Scan each line of the records for the word "picture" and extract the ones that have it.
╭─ DATA FOR PROCESSING
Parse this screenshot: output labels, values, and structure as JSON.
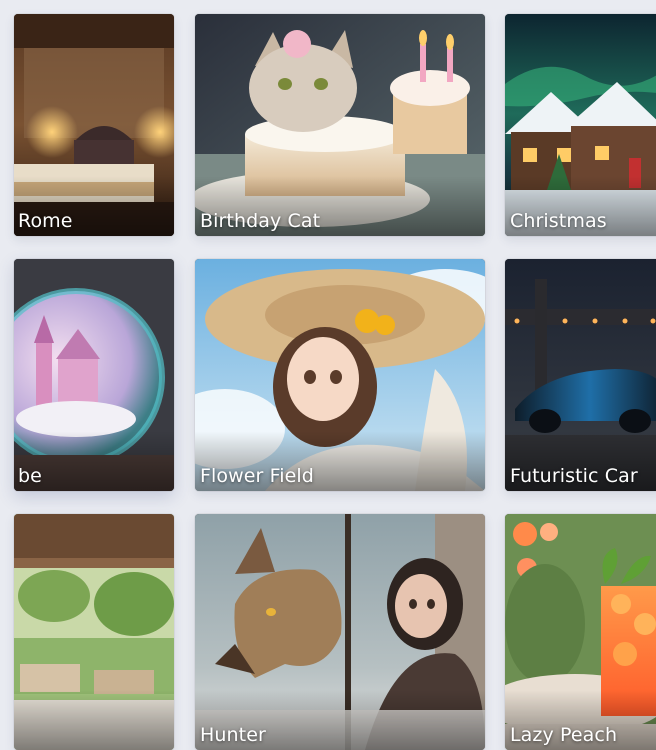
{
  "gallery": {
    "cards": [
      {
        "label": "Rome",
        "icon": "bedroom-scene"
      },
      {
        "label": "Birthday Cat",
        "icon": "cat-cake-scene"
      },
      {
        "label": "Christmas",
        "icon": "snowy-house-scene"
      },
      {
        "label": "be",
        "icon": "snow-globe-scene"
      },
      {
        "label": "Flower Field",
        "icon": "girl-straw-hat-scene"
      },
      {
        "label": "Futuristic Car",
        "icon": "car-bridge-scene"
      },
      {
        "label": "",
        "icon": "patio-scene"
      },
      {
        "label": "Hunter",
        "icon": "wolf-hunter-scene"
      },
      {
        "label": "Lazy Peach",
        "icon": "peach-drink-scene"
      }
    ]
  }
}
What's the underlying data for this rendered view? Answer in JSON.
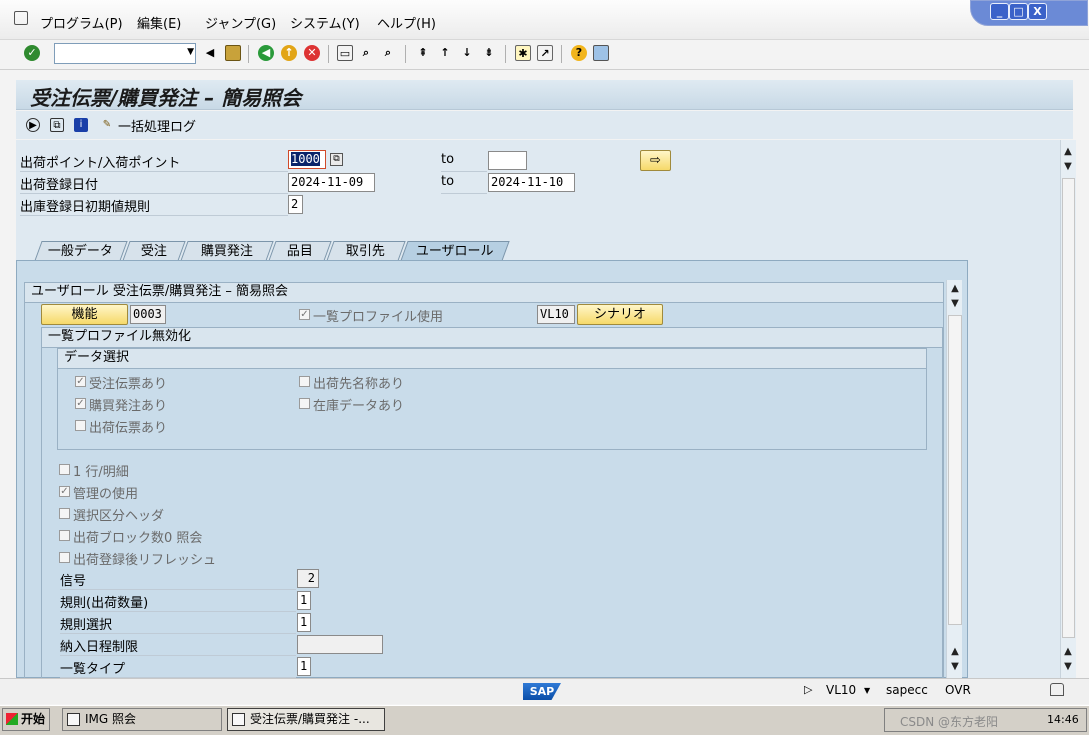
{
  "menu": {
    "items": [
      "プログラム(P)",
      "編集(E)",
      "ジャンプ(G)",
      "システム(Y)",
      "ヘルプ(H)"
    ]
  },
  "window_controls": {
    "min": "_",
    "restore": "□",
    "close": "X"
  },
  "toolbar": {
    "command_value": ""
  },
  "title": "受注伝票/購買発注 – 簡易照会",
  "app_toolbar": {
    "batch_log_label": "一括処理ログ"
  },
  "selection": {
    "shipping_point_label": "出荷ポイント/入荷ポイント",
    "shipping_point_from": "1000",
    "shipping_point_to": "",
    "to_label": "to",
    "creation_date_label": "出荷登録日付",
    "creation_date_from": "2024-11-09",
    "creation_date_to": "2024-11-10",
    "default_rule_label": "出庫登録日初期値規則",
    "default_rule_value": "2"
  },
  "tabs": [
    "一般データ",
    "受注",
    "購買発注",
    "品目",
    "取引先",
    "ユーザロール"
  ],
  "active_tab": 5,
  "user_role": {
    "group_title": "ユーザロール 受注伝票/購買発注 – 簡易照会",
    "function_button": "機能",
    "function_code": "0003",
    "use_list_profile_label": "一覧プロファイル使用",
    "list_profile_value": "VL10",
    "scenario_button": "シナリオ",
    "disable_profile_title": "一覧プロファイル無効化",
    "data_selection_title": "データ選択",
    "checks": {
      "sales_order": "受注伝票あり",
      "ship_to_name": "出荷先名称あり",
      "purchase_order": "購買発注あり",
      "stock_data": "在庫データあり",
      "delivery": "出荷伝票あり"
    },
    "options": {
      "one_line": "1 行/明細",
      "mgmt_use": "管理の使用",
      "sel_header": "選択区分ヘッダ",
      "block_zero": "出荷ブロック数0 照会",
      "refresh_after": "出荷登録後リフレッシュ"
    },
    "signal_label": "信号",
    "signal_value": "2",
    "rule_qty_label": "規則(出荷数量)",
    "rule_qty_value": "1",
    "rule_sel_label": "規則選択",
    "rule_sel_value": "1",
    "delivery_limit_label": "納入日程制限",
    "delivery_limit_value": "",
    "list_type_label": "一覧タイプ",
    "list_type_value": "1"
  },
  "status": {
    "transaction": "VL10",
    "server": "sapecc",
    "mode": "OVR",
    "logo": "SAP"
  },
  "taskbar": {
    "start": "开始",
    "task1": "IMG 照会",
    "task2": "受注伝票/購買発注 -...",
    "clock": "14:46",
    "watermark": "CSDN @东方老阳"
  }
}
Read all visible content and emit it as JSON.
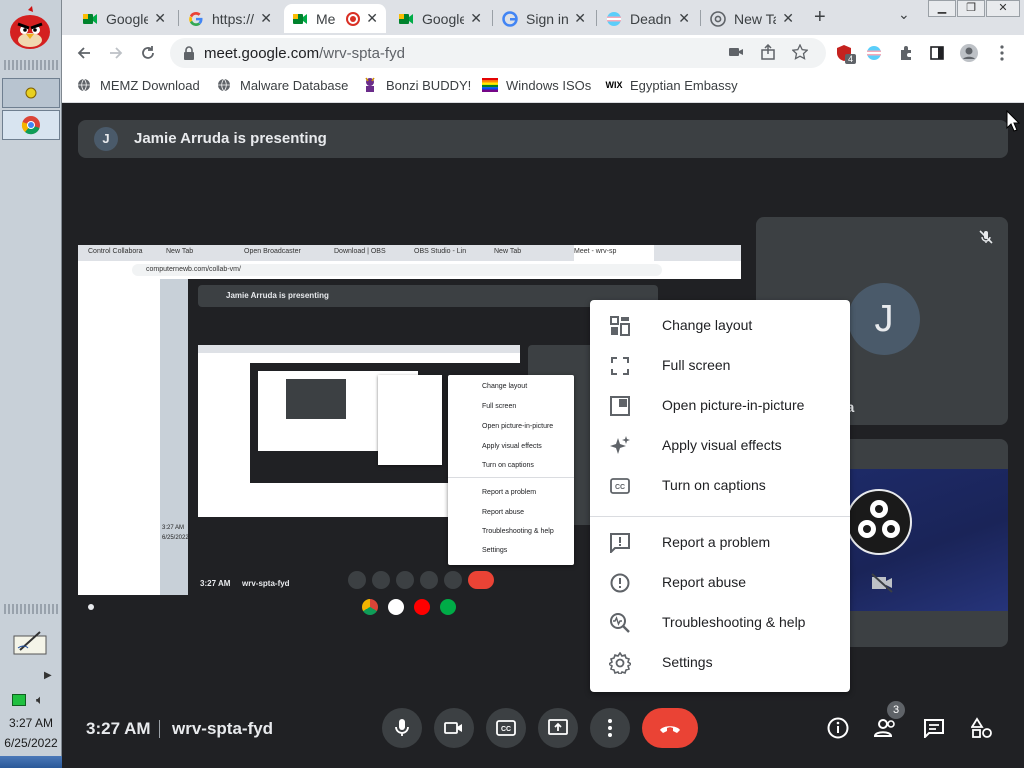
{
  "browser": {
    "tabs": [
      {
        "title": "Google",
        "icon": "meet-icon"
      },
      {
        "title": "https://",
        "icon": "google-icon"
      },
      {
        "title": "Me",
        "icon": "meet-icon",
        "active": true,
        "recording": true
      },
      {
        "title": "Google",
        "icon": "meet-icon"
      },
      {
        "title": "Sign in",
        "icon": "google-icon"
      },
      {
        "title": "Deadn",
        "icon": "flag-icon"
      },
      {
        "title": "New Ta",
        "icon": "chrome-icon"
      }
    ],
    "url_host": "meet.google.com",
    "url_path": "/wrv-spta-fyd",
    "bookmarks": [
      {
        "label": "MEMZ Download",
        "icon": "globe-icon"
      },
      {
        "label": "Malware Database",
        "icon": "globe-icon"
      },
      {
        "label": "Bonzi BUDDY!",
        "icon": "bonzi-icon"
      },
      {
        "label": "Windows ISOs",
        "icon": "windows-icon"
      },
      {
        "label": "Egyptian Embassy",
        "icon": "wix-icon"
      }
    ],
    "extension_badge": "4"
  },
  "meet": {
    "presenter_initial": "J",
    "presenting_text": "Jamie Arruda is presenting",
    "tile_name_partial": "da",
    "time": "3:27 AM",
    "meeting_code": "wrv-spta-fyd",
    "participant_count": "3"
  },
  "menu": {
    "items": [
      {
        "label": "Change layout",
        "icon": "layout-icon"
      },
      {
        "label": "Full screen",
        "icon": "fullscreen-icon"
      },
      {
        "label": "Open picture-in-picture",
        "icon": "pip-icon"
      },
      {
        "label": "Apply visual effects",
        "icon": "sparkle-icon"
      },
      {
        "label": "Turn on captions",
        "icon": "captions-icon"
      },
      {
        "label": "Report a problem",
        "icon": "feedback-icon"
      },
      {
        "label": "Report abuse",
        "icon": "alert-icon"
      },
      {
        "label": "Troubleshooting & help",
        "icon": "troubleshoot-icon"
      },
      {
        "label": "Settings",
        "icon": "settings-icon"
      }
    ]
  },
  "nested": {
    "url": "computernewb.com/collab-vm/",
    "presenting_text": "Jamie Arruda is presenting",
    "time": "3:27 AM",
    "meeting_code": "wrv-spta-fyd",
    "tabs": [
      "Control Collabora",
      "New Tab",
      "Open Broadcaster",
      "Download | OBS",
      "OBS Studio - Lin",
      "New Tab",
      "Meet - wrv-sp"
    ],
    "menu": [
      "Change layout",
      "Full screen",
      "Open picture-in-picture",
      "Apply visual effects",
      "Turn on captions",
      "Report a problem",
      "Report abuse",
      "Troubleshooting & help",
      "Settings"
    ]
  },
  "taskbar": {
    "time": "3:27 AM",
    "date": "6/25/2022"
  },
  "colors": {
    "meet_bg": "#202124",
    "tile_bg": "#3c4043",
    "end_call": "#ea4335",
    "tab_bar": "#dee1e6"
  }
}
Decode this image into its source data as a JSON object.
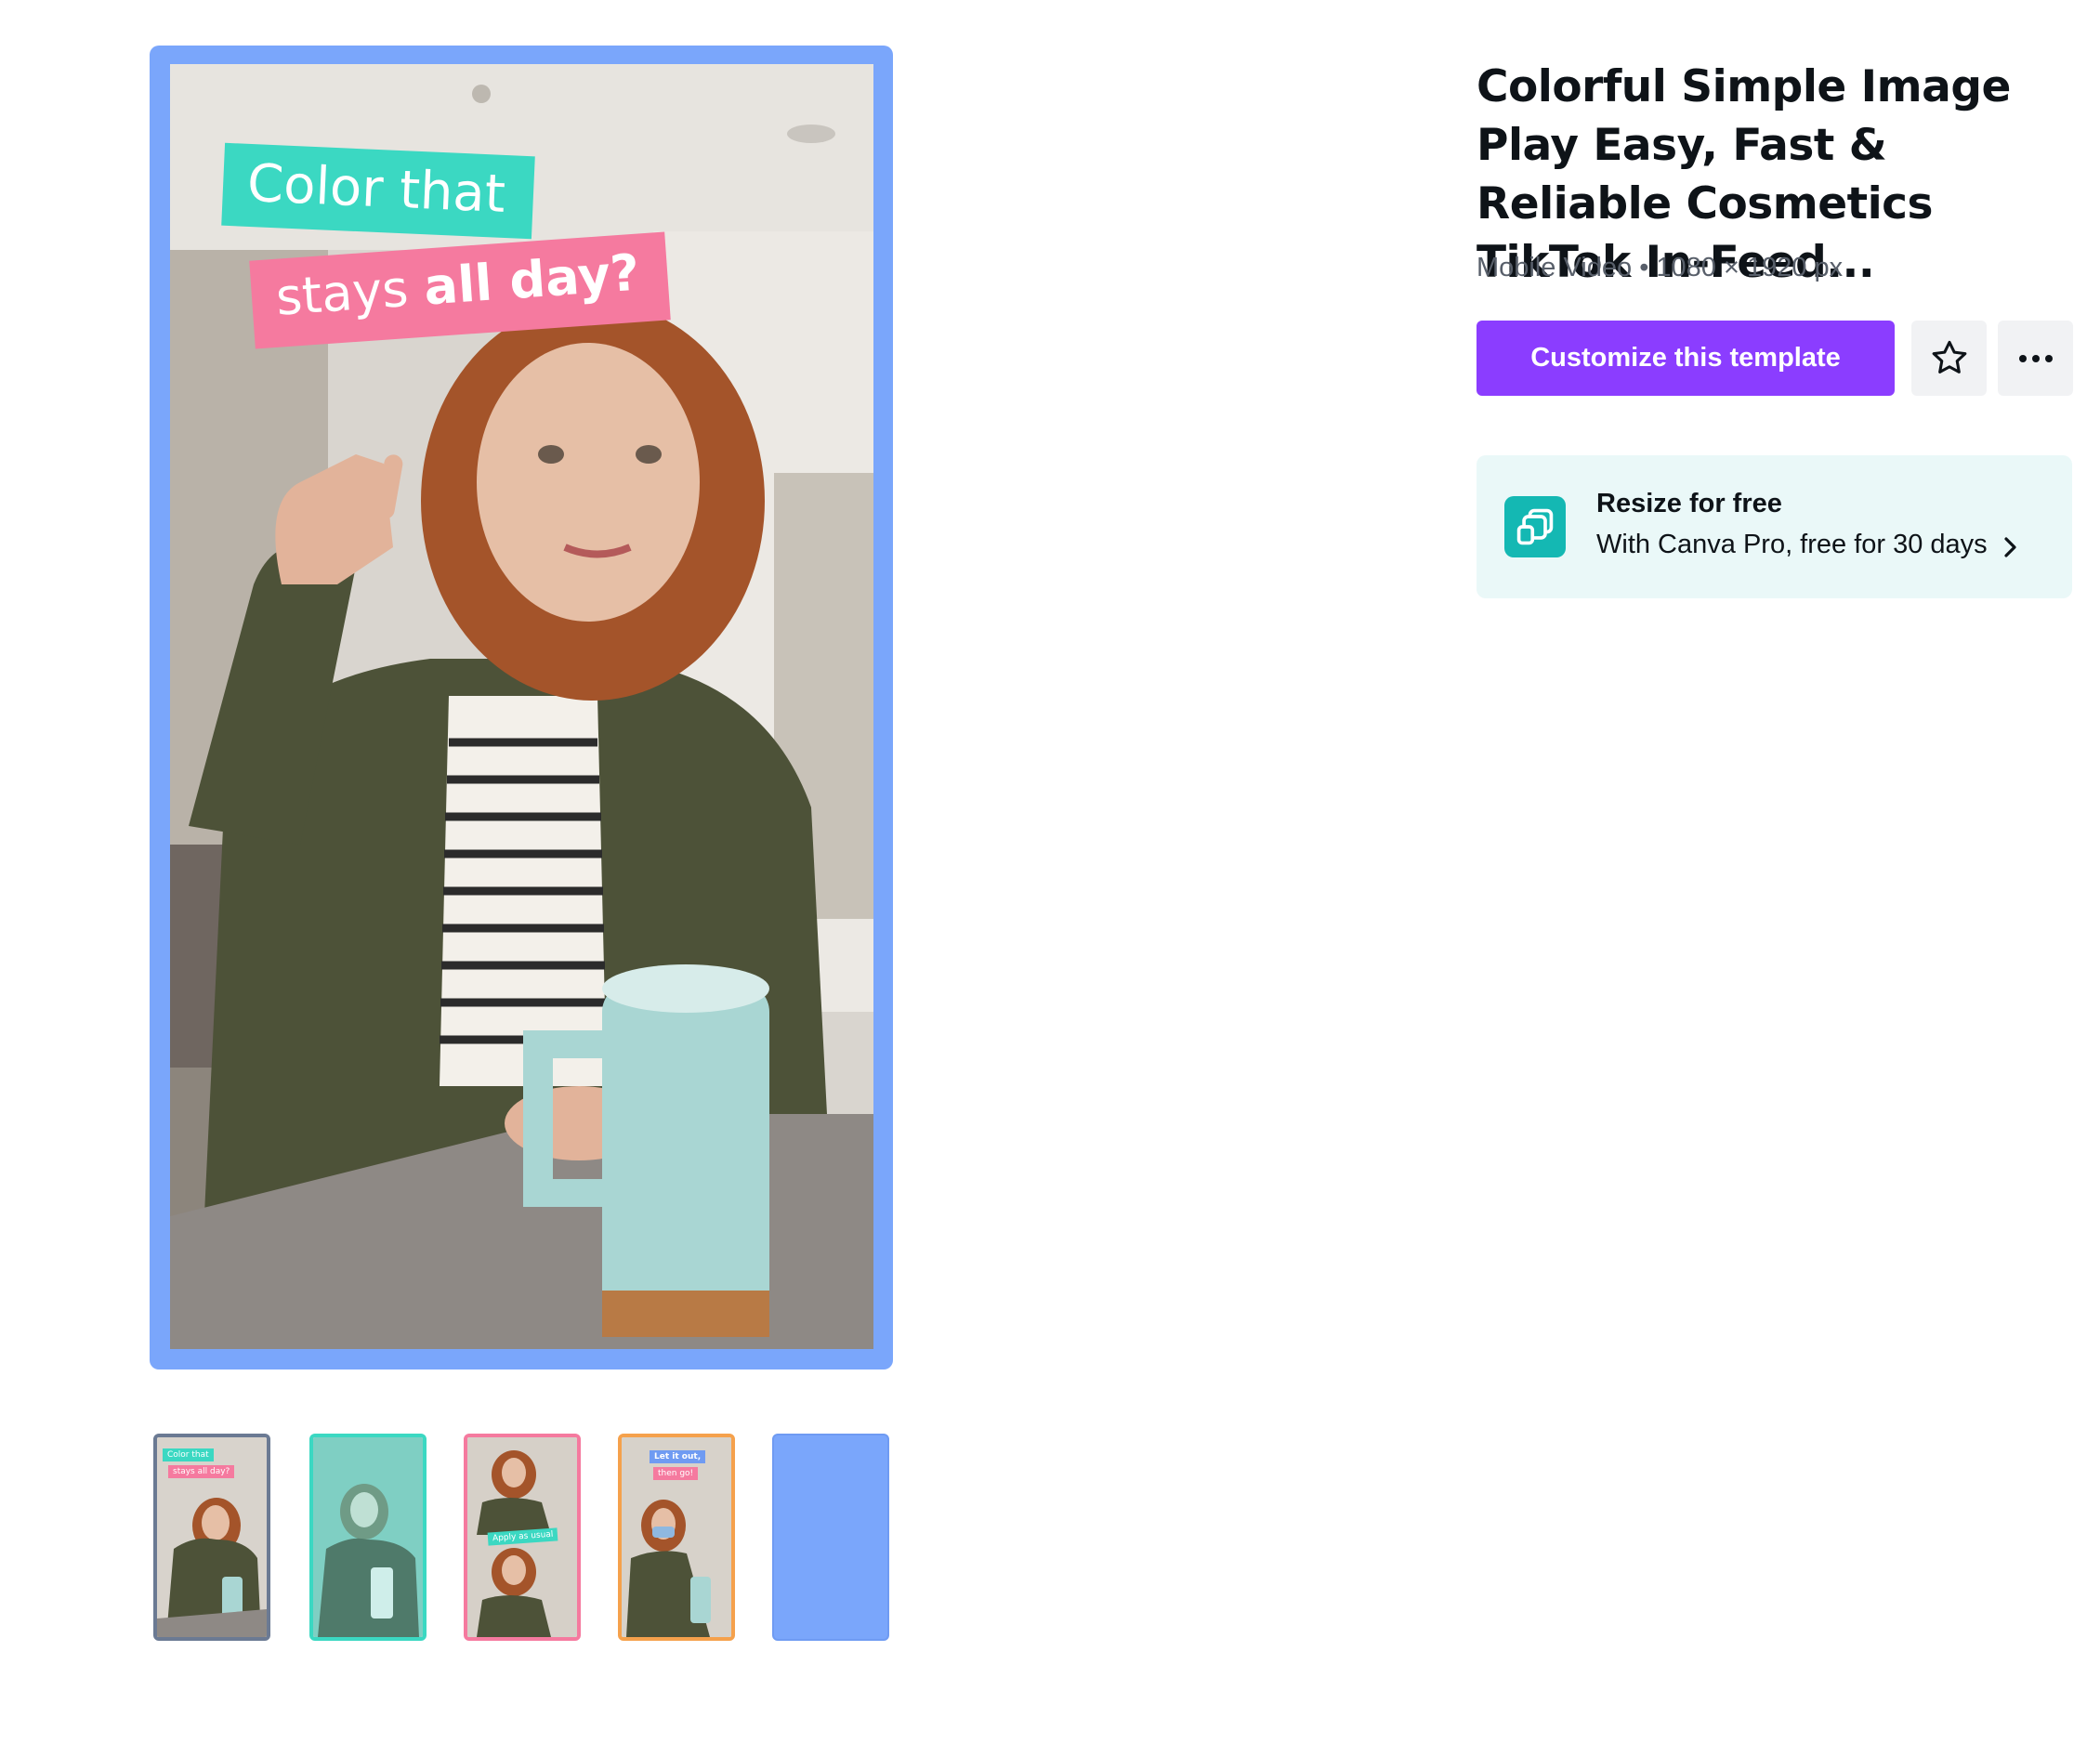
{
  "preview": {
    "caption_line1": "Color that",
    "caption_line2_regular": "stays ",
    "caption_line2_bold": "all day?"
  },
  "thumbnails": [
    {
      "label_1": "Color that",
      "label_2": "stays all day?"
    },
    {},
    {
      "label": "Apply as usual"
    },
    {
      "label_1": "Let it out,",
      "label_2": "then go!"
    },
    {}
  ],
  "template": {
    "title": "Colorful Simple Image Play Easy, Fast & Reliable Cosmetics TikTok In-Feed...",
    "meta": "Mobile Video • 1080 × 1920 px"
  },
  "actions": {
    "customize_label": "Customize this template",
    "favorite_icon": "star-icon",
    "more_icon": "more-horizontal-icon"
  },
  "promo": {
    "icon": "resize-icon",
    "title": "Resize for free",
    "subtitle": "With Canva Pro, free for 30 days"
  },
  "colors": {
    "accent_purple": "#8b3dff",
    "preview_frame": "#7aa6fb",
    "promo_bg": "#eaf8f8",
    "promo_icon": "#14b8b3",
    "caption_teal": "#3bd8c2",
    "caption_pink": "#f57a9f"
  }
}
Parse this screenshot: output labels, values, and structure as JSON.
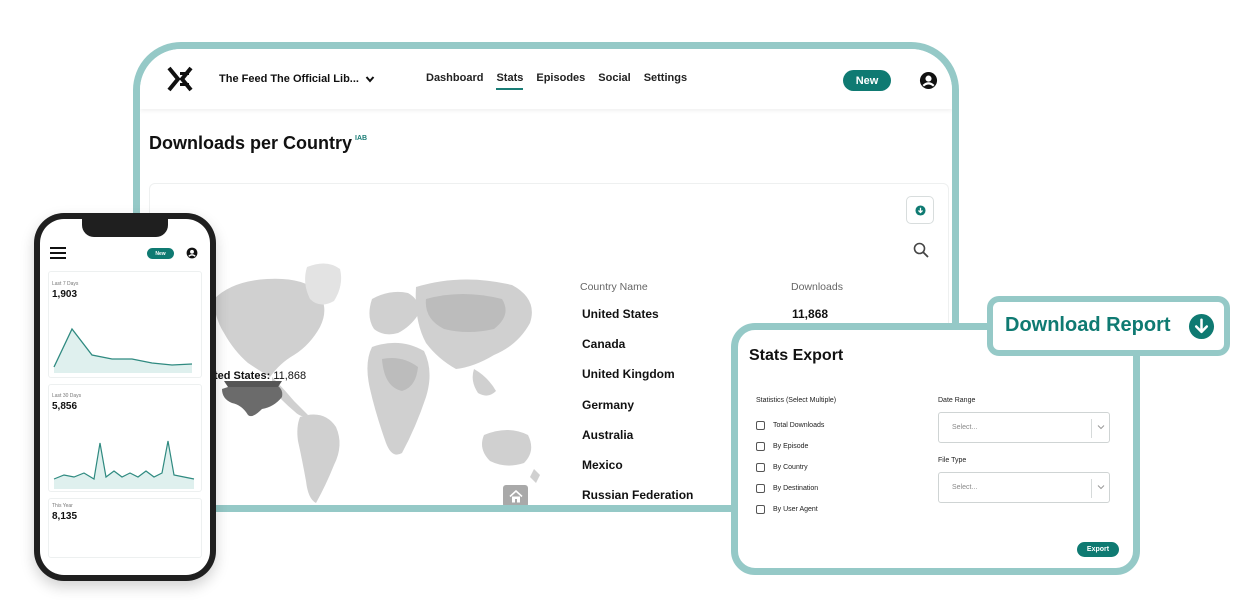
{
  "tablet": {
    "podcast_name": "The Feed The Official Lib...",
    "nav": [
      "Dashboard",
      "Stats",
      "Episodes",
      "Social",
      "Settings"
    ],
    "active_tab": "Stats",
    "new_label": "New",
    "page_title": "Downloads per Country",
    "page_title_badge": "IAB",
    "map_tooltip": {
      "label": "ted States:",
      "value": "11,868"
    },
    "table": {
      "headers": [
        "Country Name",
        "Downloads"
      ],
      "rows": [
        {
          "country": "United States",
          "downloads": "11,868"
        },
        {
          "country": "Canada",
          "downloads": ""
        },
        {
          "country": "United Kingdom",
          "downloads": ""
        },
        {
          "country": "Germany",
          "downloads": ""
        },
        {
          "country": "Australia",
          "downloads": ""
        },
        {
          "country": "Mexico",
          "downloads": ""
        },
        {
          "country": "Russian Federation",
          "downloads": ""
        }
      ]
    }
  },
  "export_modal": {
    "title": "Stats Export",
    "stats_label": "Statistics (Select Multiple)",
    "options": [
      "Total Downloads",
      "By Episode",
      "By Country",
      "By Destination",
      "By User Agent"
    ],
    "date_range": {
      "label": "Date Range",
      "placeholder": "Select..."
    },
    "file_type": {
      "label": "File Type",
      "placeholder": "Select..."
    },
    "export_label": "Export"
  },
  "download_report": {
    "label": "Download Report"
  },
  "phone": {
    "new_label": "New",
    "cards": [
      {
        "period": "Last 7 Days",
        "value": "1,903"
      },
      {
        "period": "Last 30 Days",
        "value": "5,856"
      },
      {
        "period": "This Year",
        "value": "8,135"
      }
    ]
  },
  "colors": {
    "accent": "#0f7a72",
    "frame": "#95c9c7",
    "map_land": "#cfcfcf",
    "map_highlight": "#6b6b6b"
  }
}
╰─
= REPLY =
        "label": "Open picture-in-picture",
      "Open picture-in-picture",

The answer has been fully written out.